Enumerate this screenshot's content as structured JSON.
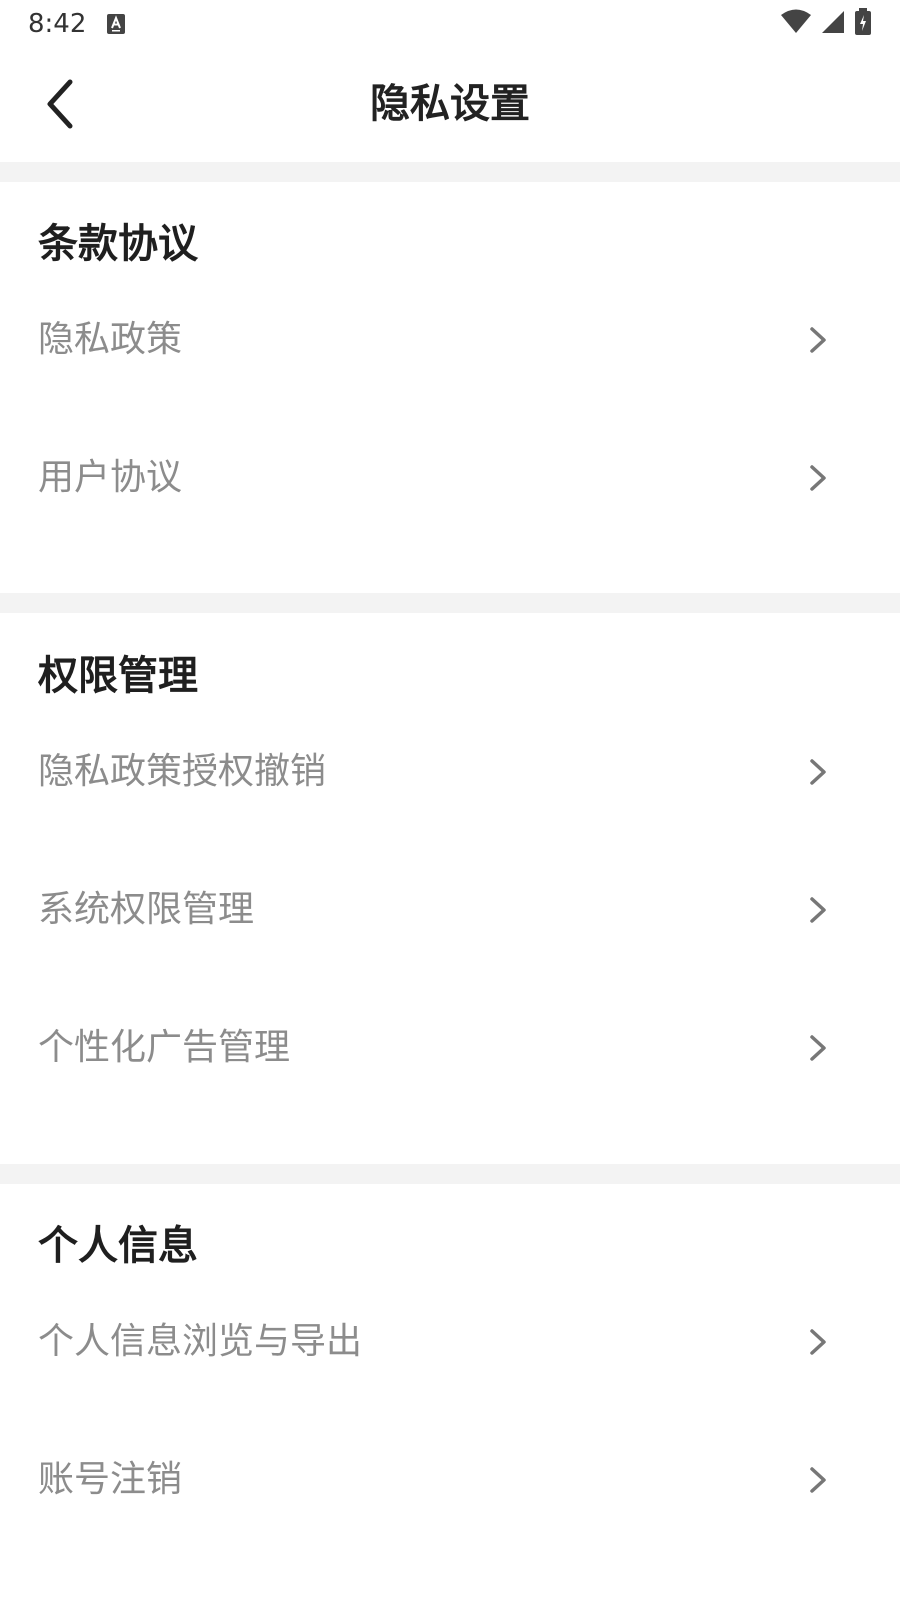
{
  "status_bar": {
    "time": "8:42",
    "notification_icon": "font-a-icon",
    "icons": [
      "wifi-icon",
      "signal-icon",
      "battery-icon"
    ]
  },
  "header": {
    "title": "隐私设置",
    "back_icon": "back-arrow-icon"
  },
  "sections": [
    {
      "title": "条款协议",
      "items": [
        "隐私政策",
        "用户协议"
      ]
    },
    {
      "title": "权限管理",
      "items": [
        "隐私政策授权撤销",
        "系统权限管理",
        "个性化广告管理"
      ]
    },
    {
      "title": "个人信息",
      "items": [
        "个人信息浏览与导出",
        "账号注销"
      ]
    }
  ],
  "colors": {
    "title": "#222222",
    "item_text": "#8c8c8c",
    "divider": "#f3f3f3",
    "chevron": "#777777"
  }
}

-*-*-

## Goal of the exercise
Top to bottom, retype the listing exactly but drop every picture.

## Response to the exercise
Enumerate this screenshot's content as structured JSON.
{
  "status_bar": {
    "time": "8:42",
    "notification_icon": "font-a-icon",
    "icons": [
      "wifi-icon",
      "signal-icon",
      "battery-icon"
    ]
  },
  "header": {
    "title": "隐私设置",
    "back_icon": "back-arrow-icon"
  },
  "sections": [
    {
      "title": "条款协议",
      "items": [
        "隐私政策",
        "用户协议"
      ]
    },
    {
      "title": "权限管理",
      "items": [
        "隐私政策授权撤销",
        "系统权限管理",
        "个性化广告管理"
      ]
    },
    {
      "title": "个人信息",
      "items": [
        "个人信息浏览与导出",
        "账号注销"
      ]
    }
  ],
  "colors": {
    "title": "#222222",
    "item_text": "#8c8c8c",
    "divider": "#f3f3f3",
    "chevron": "#777777"
  }
}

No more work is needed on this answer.